My next example involves a mixture of salt, sand, and iron filings. All of the particles in this mixture would be about the same size, so how would you separate them? Would you take tweezers and separate them all out? This may get a little time-consuming, so one thing you may want to do is use a magnet. This uses magnetism to separate out the iron.

So now the iron is out; how would you separate the salt and sand? To figure this one out, we need to look at some of the physical properties of salt and sand. You may have noticed that salt has the ability to dissolve in water, whereas sand does not. So, I would add some water to this mixture and try to dissolve all of the salt, leaving the sand to sink at the bottom.

Our next technique is filtration, and it's one of the most common methods for separating a mixture in a chemistry classroom. When you brew coffee you may rely on a coffee filter to keep the grounds from getting in your drink. If our salty water and sand mixture is poured through a filter, the salty water would go through, leaving the sand behind.

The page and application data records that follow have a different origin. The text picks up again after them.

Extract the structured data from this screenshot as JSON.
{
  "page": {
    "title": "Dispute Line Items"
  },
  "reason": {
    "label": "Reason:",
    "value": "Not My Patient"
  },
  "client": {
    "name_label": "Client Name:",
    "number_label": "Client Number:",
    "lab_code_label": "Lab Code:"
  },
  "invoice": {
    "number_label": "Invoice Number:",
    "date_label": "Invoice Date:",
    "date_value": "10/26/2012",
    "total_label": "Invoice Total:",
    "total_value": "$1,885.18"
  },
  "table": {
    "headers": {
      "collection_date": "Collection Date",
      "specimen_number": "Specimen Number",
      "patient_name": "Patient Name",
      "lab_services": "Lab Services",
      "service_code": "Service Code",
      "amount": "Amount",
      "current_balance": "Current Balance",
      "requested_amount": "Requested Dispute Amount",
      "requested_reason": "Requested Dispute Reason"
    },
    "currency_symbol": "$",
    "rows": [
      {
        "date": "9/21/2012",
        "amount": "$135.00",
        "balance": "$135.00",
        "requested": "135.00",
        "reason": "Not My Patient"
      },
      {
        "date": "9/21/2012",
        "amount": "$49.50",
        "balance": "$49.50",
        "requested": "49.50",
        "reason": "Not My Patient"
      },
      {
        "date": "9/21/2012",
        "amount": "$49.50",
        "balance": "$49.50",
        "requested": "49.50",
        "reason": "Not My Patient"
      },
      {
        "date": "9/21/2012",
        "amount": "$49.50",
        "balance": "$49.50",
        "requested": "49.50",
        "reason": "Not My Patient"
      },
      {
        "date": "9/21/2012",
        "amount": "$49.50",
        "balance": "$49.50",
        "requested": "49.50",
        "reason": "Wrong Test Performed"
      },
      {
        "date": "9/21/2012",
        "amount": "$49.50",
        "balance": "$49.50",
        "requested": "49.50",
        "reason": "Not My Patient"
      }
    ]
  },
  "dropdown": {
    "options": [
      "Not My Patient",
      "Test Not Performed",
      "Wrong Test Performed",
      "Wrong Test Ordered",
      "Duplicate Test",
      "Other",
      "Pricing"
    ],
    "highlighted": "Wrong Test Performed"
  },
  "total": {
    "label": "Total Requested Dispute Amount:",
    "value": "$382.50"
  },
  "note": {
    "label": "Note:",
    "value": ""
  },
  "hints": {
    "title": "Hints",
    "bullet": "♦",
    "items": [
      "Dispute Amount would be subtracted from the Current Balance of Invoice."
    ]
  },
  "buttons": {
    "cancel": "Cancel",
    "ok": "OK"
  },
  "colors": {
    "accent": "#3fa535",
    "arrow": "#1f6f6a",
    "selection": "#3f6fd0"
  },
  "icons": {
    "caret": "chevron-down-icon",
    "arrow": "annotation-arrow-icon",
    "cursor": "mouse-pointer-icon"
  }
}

This is because the molecules of salt are broken up enough and the molecules of water are small enough to go through the filter, leaving the large crystals of insoluble sand behind.

Last on our list is separating the salt from the water. There are two ways we can do this. The first is evaporation. It may take some time, but eventually the water will evaporate, leaving the salt behind. This is sometimes called crystallization because the solid salt will form crystals as the water evaporates. If you're short on time, you may want to take advantage of the boiling point of water, which is much lower than the boiling point of salt. By heating the water to its boiling point, you are allowing it to change from a liquid to a gas, eventually leaving all of the salt behind. This process is known as distillation, and it's used in the purification of all kinds of things from water to crude oil.

Chromatography

How to calculate the retention factor (Rf)
Retention Factor Formula

For our last example, we are going to go back to the jelly beans. Did you know that most dyes to make candy are actually mixtures of different pigments? The same is true for dyes that are used in markers and ink pens. Is it possible to separate the pigments of jellybeans or markers? You may know the answer to this if you've ever spilled water on a document and watched the ink bleed into different colors. What you are seeing is a separation of the pigments of ink because each pigment has a different attraction to the water based on subtle differences in each pigment's polarity. Chemists use these small differences to separate some mixtures using chromatography, which means color writing.

Unlock Content Over 8,500 lessons in all major subjects

Get FREE access for 5 days,
just create an account.

Start a FREE trial

No obligation, cancel anytime.

Want to learn more?

Select a subject to preview related courses:

People are saying…

"This just saved me about $2,000 and 1 year of my life." — Student

"I learned in 20 minutes what it took 3 months to learn in class." — Student

See more testimonials

Did you like this?
Yes No

Thanks for your feedback!

What didn't you like?

What didn't you like?

Congratulations! You've reached the last video in the chapter.
Start the Next Chapter
Create your Account

Sign up now for your account. Get unlimited access to 8,500 lessons in math, English, science, history, and more.

Meet Our Instructors

Meet all 53 of our instructors